**WHAT TO PRODUCE**
Your answer must consist of every line from the data below that includes the word "handle".

**EXTRACTED MATERIAL**
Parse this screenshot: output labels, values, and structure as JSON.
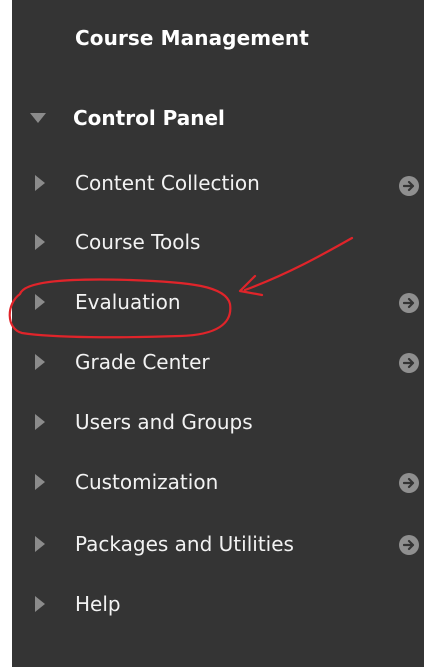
{
  "header": {
    "title": "Course Management"
  },
  "control_panel": {
    "label": "Control Panel"
  },
  "items": [
    {
      "label": "Content Collection",
      "has_arrow": true
    },
    {
      "label": "Course Tools",
      "has_arrow": false
    },
    {
      "label": "Evaluation",
      "has_arrow": true
    },
    {
      "label": "Grade Center",
      "has_arrow": true
    },
    {
      "label": "Users and Groups",
      "has_arrow": false
    },
    {
      "label": "Customization",
      "has_arrow": true
    },
    {
      "label": "Packages and Utilities",
      "has_arrow": true
    },
    {
      "label": "Help",
      "has_arrow": false
    }
  ],
  "colors": {
    "panel_bg": "#343434",
    "text": "#ffffff",
    "triangle": "#8b8b8b",
    "annotation": "#e0242a"
  },
  "icons": {
    "expand": "triangle-down-icon",
    "collapsed": "triangle-right-icon",
    "go": "arrow-circle-right-icon"
  }
}
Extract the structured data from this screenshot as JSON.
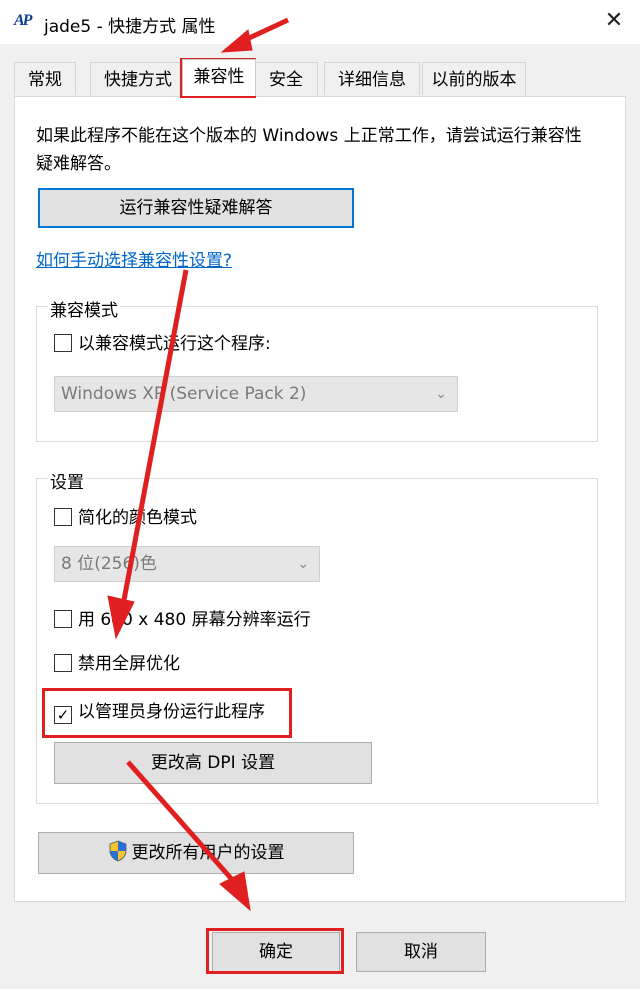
{
  "window": {
    "icon_text": "AP",
    "title": "jade5 - 快捷方式 属性",
    "close_glyph": "✕"
  },
  "tabs": [
    {
      "label": "常规"
    },
    {
      "label": "快捷方式"
    },
    {
      "label": "兼容性",
      "active": true
    },
    {
      "label": "安全"
    },
    {
      "label": "详细信息"
    },
    {
      "label": "以前的版本"
    }
  ],
  "compat": {
    "description": "如果此程序不能在这个版本的 Windows 上正常工作，请尝试运行兼容性疑难解答。",
    "troubleshoot_button": "运行兼容性疑难解答",
    "manual_link": "如何手动选择兼容性设置?"
  },
  "compat_mode": {
    "group_label": "兼容模式",
    "checkbox_label": "以兼容模式运行这个程序:",
    "checked": false,
    "os_select": "Windows XP (Service Pack 2)"
  },
  "settings": {
    "group_label": "设置",
    "reduced_color": {
      "label": "简化的颜色模式",
      "checked": false
    },
    "color_select": "8 位(256)色",
    "res_640": {
      "label": "用 640 x 480 屏幕分辨率运行",
      "checked": false
    },
    "disable_fullscreen": {
      "label": "禁用全屏优化",
      "checked": false
    },
    "run_as_admin": {
      "label": "以管理员身份运行此程序",
      "checked": true,
      "check_glyph": "✓"
    },
    "dpi_button": "更改高 DPI 设置"
  },
  "all_users_button": "更改所有用户的设置",
  "footer": {
    "ok": "确定",
    "cancel": "取消"
  },
  "colors": {
    "annotation_red": "#e02020",
    "link_blue": "#0066cc",
    "focus_blue": "#0078d7"
  }
}
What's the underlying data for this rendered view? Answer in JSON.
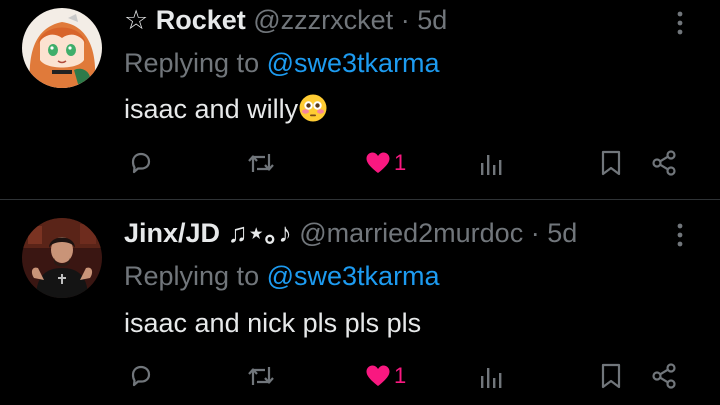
{
  "colors": {
    "background": "#000000",
    "text": "#e7e9ea",
    "secondary": "#71767b",
    "mention": "#1d9bf0",
    "like": "#f91880",
    "divider": "#2f3336"
  },
  "tweets": [
    {
      "display_name": "☆ Rocket",
      "handle": "@zzzrxcket",
      "separator": "·",
      "time": "5d",
      "replying_prefix": "Replying to",
      "replying_to": "@swe3tkarma",
      "text": "isaac and willy",
      "emoji": "flushed-face-emoji",
      "avatar": "anime-girl-avatar",
      "actions": {
        "reply_icon": "reply-icon",
        "retweet_icon": "retweet-icon",
        "like_icon": "heart-filled-icon",
        "like_count": "1",
        "views_icon": "views-icon",
        "bookmark_icon": "bookmark-icon",
        "share_icon": "share-icon"
      }
    },
    {
      "display_name": "Jinx/JD ♫⋆｡♪",
      "handle": "@married2murdoc",
      "separator": "·",
      "time": "5d",
      "replying_prefix": "Replying to",
      "replying_to": "@swe3tkarma",
      "text": "isaac and nick pls pls pls",
      "avatar": "person-photo-avatar",
      "actions": {
        "reply_icon": "reply-icon",
        "retweet_icon": "retweet-icon",
        "like_icon": "heart-filled-icon",
        "like_count": "1",
        "views_icon": "views-icon",
        "bookmark_icon": "bookmark-icon",
        "share_icon": "share-icon"
      }
    }
  ]
}
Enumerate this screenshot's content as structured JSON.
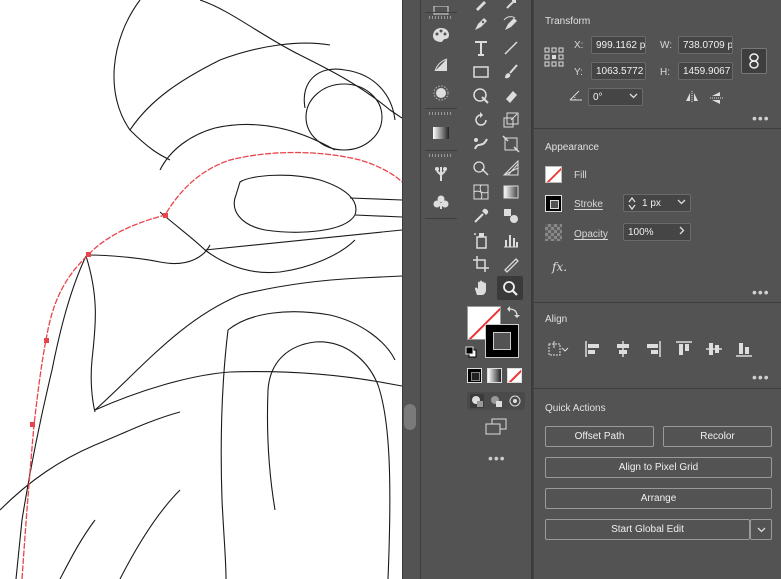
{
  "transform": {
    "title": "Transform",
    "x_label": "X:",
    "x_value": "999.1162 p",
    "y_label": "Y:",
    "y_value": "1063.5772 |",
    "w_label": "W:",
    "w_value": "738.0709 p",
    "h_label": "H:",
    "h_value": "1459.9067",
    "angle_value": "0°"
  },
  "appearance": {
    "title": "Appearance",
    "fill_label": "Fill",
    "stroke_label": "Stroke",
    "stroke_value": "1 px",
    "opacity_label": "Opacity",
    "opacity_value": "100%",
    "fx_label": "fx."
  },
  "align": {
    "title": "Align"
  },
  "quick_actions": {
    "title": "Quick Actions",
    "offset_path": "Offset Path",
    "recolor": "Recolor",
    "align_pixel_grid": "Align to Pixel Grid",
    "arrange": "Arrange",
    "start_global_edit": "Start Global Edit"
  },
  "colors": {
    "panel_bg": "#535353",
    "selection_path": "#e8454b",
    "canvas": "#ffffff"
  },
  "icons": [
    "swatch-icon",
    "brush-library-icon",
    "gradient-icon",
    "sun-icon",
    "transparency-icon",
    "symbols-icon",
    "club-icon"
  ]
}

**RESULT BELOW**
      "handle": "@zzzrxcket",
      "handle": "@married2murdoc",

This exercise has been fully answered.